**WORK INSTRUCTIONS**
Output the data below exactly, images excluded.

**DATA FOR ANALYSIS**
..............................
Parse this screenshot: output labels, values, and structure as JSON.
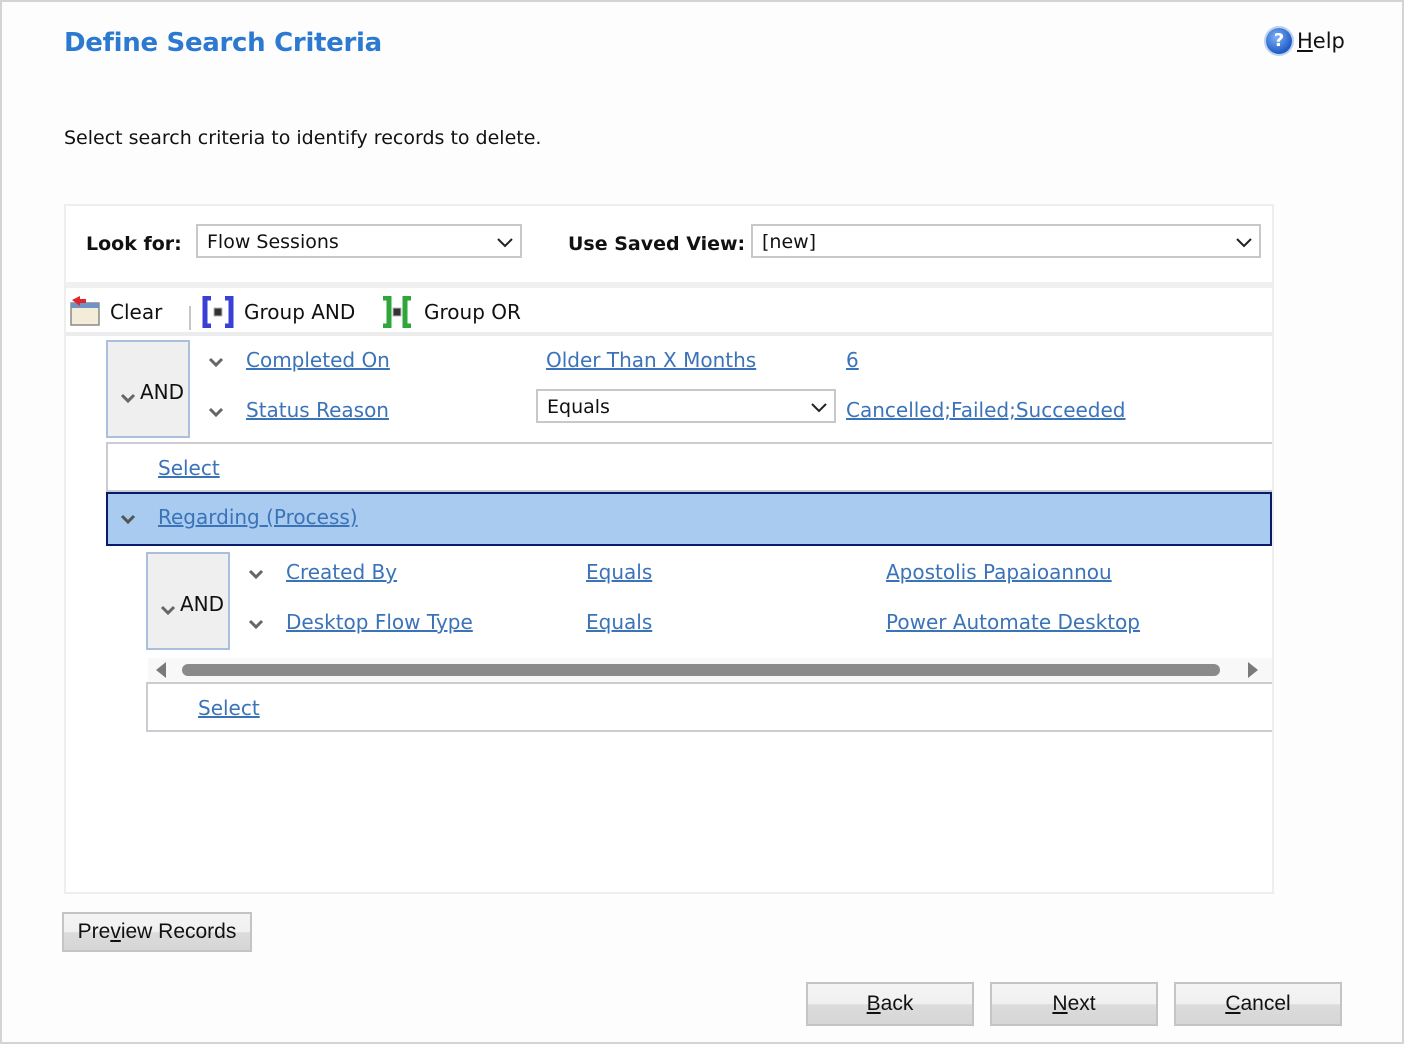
{
  "header": {
    "title": "Define Search Criteria",
    "help": {
      "accesskey": "H",
      "rest": "elp",
      "icon": "help-question-icon"
    },
    "instructions": "Select search criteria to identify records to delete."
  },
  "lookfor": {
    "label": "Look for:",
    "value": "Flow Sessions",
    "saved_view_label": "Use Saved View:",
    "saved_view_value": "[new]"
  },
  "toolbar": {
    "clear": "Clear",
    "group_and": "Group AND",
    "group_or": "Group OR"
  },
  "colors": {
    "title": "#2b79d0",
    "link": "#3b73b9",
    "selected_row": "#a8cbef",
    "selected_border": "#0a1a6b"
  },
  "criteria": {
    "group1": {
      "operator": "AND",
      "rows": [
        {
          "field": "Completed On",
          "condition": "Older Than X Months",
          "value": "6"
        },
        {
          "field": "Status Reason",
          "condition": "Equals",
          "value": "Cancelled;Failed;Succeeded"
        }
      ],
      "select": "Select"
    },
    "related": {
      "entity": "Regarding (Process)",
      "operator": "AND",
      "rows": [
        {
          "field": "Created By",
          "condition": "Equals",
          "value": "Apostolis Papaioannou"
        },
        {
          "field": "Desktop Flow Type",
          "condition": "Equals",
          "value": "Power Automate Desktop"
        }
      ],
      "select": "Select"
    }
  },
  "footer": {
    "preview": {
      "pre": "Pre",
      "key": "v",
      "post": "iew Records"
    },
    "back": {
      "key": "B",
      "rest": "ack"
    },
    "next": {
      "key": "N",
      "rest": "ext"
    },
    "cancel": {
      "key": "C",
      "rest": "ancel"
    }
  }
}
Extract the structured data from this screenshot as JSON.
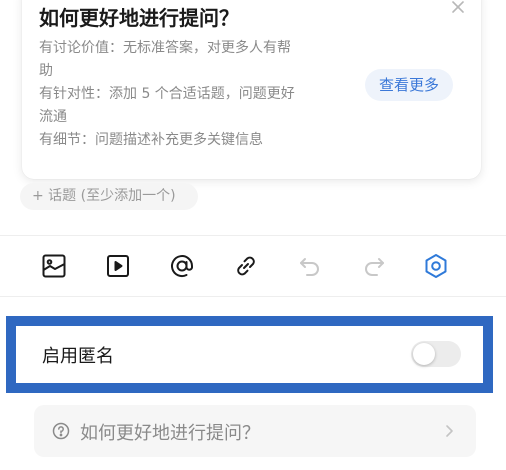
{
  "tip": {
    "title": "如何更好地进行提问？",
    "lines": [
      "有讨论价值：无标准答案，对更多人有帮",
      "助",
      " 有针对性：添加 5 个合适话题，问题更好",
      "流通",
      " 有细节：问题描述补充更多关键信息"
    ],
    "more_label": "查看更多"
  },
  "topic": {
    "chip_label": "+ 话题 (至少添加一个)"
  },
  "toolbar": {
    "icons": [
      "image-icon",
      "video-icon",
      "mention-icon",
      "link-icon",
      "undo-icon",
      "redo-icon",
      "settings-icon"
    ],
    "active_color": "#2f7ad9",
    "disabled_color": "#c8c8c8"
  },
  "anonymous": {
    "label": "启用匿名",
    "enabled": false
  },
  "help": {
    "label": "如何更好地进行提问？"
  },
  "colors": {
    "accent": "#3b78d8",
    "highlight_border": "#2f68c1"
  }
}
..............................
**RESULT OF THIS TASK**
Parse this screenshot: output labels, values, and structure as JSON.
{
  "header": {
    "title": "Define Search Criteria",
    "help": {
      "accesskey": "H",
      "rest": "elp",
      "icon": "help-question-icon"
    },
    "instructions": "Select search criteria to identify records to delete."
  },
  "lookfor": {
    "label": "Look for:",
    "value": "Flow Sessions",
    "saved_view_label": "Use Saved View:",
    "saved_view_value": "[new]"
  },
  "toolbar": {
    "clear": "Clear",
    "group_and": "Group AND",
    "group_or": "Group OR"
  },
  "colors": {
    "title": "#2b79d0",
    "link": "#3b73b9",
    "selected_row": "#a8cbef",
    "selected_border": "#0a1a6b"
  },
  "criteria": {
    "group1": {
      "operator": "AND",
      "rows": [
        {
          "field": "Completed On",
          "condition": "Older Than X Months",
          "value": "6"
        },
        {
          "field": "Status Reason",
          "condition": "Equals",
          "value": "Cancelled;Failed;Succeeded"
        }
      ],
      "select": "Select"
    },
    "related": {
      "entity": "Regarding (Process)",
      "operator": "AND",
      "rows": [
        {
          "field": "Created By",
          "condition": "Equals",
          "value": "Apostolis Papaioannou"
        },
        {
          "field": "Desktop Flow Type",
          "condition": "Equals",
          "value": "Power Automate Desktop"
        }
      ],
      "select": "Select"
    }
  },
  "footer": {
    "preview": {
      "pre": "Pre",
      "key": "v",
      "post": "iew Records"
    },
    "back": {
      "key": "B",
      "rest": "ack"
    },
    "next": {
      "key": "N",
      "rest": "ext"
    },
    "cancel": {
      "key": "C",
      "rest": "ancel"
    }
  }
}
Extract the structured data from this screenshot as JSON.
{
  "tip": {
    "title": "如何更好地进行提问？",
    "lines": [
      "有讨论价值：无标准答案，对更多人有帮",
      "助",
      " 有针对性：添加 5 个合适话题，问题更好",
      "流通",
      " 有细节：问题描述补充更多关键信息"
    ],
    "more_label": "查看更多"
  },
  "topic": {
    "chip_label": "+ 话题 (至少添加一个)"
  },
  "toolbar": {
    "icons": [
      "image-icon",
      "video-icon",
      "mention-icon",
      "link-icon",
      "undo-icon",
      "redo-icon",
      "settings-icon"
    ],
    "active_color": "#2f7ad9",
    "disabled_color": "#c8c8c8"
  },
  "anonymous": {
    "label": "启用匿名",
    "enabled": false
  },
  "help": {
    "label": "如何更好地进行提问？"
  },
  "colors": {
    "accent": "#3b78d8",
    "highlight_border": "#2f68c1"
  }
}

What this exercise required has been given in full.